Listening Room: Old 97s - "If My Heart Was a Car"

In a mix of country backbeat, rocking guitar lines, and vocal harmonies, the Old 97s sing about heartache the only way they know how - like a train running off the tracks.
  |   Comments

Old 97sI "discovered" the Old 97s in 1999 through the brilliant album Fight Songs. It wasn't until the next year I started working through the back catalouge and it was another year before a friend and bandmate put their first studio album in front of me, 1994's Hitchhike to Rhome. And buried on that record at spot 13 is today's song in question.

What begins as a plodding two chord saunter quickly devolves into an upbeat, sweat drenched ramble about the end guy on the wrong end of being used in a relationship. In a mix of country backbeat, rocking guitar lines, and vocal harmonies, the Old 97s sing about heartache the only way they know how - like a train running off the tracks.

It my heart was a car, you would have stripped it a long time ago."

If this song is anything, it's the preamble to a really good argument which has been brewing for quite sometime. Our voice here sounds just as exhausted as it does angry. Thus, the opening stanzas are a tangled weave of disparate thoughts in which our voice references known history (about Texas, of course) with television programs ultimately comparing his sleeping (assumingly wayward) lover to thigns like a TV set inthe off position or a phone hung up on the receiver. This is supported by the realization that he's got nothing left to offer here but wants the chance to get it all out.

You were sleeping next to me, I might as well have been alone"

The chorus bounds along followed by one of the 97s trademark guitar solos where the entire band seems to go in a speed trance where they emerge even more fretted. And then the crescendo. There's a distance here and our voice is tired. Tired of the distance, tired of whatever is causing it, and is desparate to get it all out on the table and get to the end of this.

I ain't talkin' bout tomorrow, I'm talkin' 'bout tonight
You told me you were drunk already, that don't make it right
You want at me, well, have at it, 'cause I'm in the mood to fight"

And what of the analogy? It really goes both ways. He knows his partner has little value for his emotions but in the same light, he holds a low esteem as well. He knows his heart is worth nothing and he doesn't assign blame for being done this way. Instead, our voice here is irritated that neither have come out and said it. Until now, that is. Because now it is all out on the table. And after this fight, it is indeed a long way back to El Paso.
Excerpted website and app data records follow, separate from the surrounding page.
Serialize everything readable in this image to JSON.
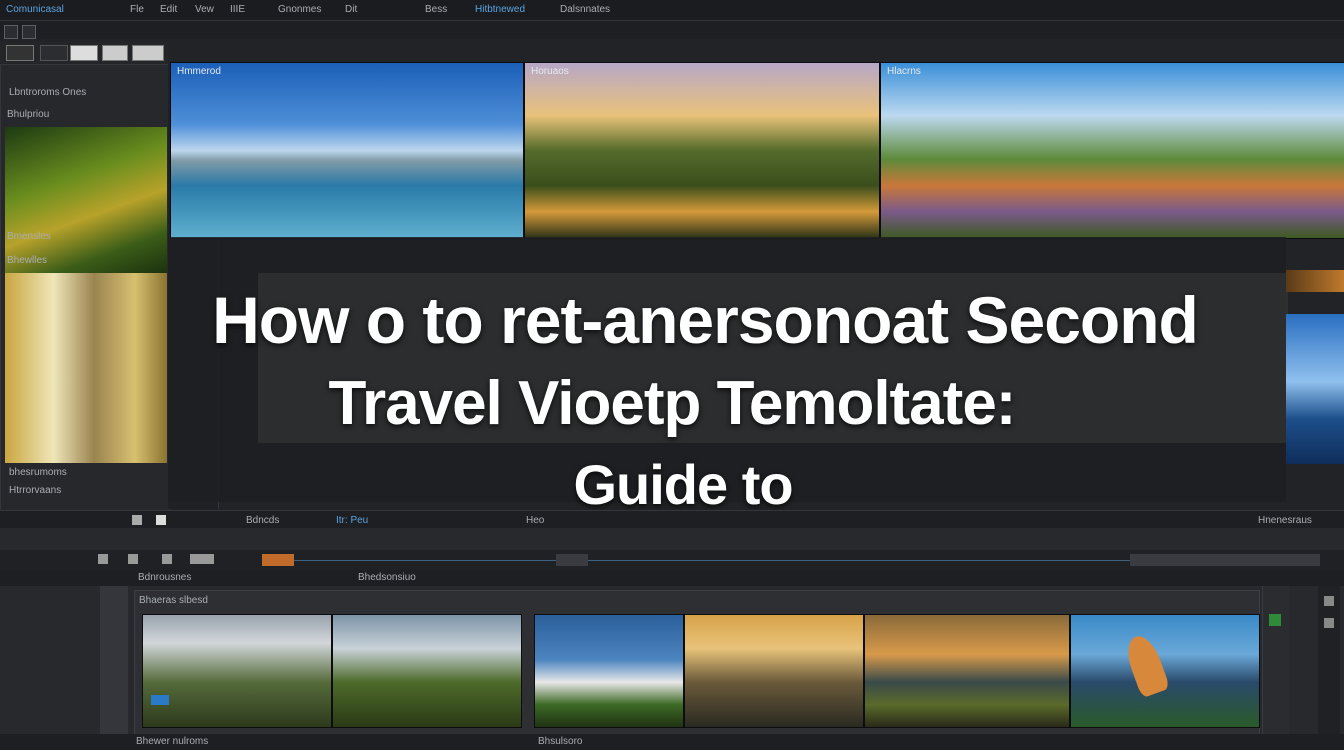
{
  "app": {
    "title": "Comunicasal"
  },
  "menubar": {
    "items": [
      "Fle",
      "Edit",
      "Vew",
      "IIIE",
      "Gnonmes",
      "Dit",
      "Bess",
      "Hitbtnewed",
      "Dalsnnates"
    ]
  },
  "project_panel": {
    "header": "Lbntroroms Ones",
    "section1_label": "Bhulpriou",
    "section2_label": "Bmensles",
    "section3_label": "Bhewlles",
    "footer_labels": [
      "bhesrumoms",
      "Htrrorvaans"
    ]
  },
  "preview": {
    "labels": [
      "Hmmerod",
      "Horuaos",
      "Hlacrns"
    ]
  },
  "overlay_title": {
    "line1": "How o to ret-anersonoat Second",
    "line2": "Travel Vioetp Temoltate:",
    "line3": "Guide to"
  },
  "transport": {
    "labels": [
      "Bdncds",
      "Itr: Peu",
      "Heo"
    ],
    "right_label": "Hnenesraus"
  },
  "timeline": {
    "header_left": "Bdnrousnes",
    "header_mid": "Bhedsonsiuo",
    "track_label": "Bhaeras slbesd",
    "footer_left": "Bhewer nulroms",
    "footer_mid": "Bhsulsoro"
  },
  "colors": {
    "accent": "#5aa3e0",
    "bg": "#222326",
    "panel": "#26282c",
    "clip_orange": "#c06a2c"
  }
}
You can find the music of the Old 97s on their website or on iTunes.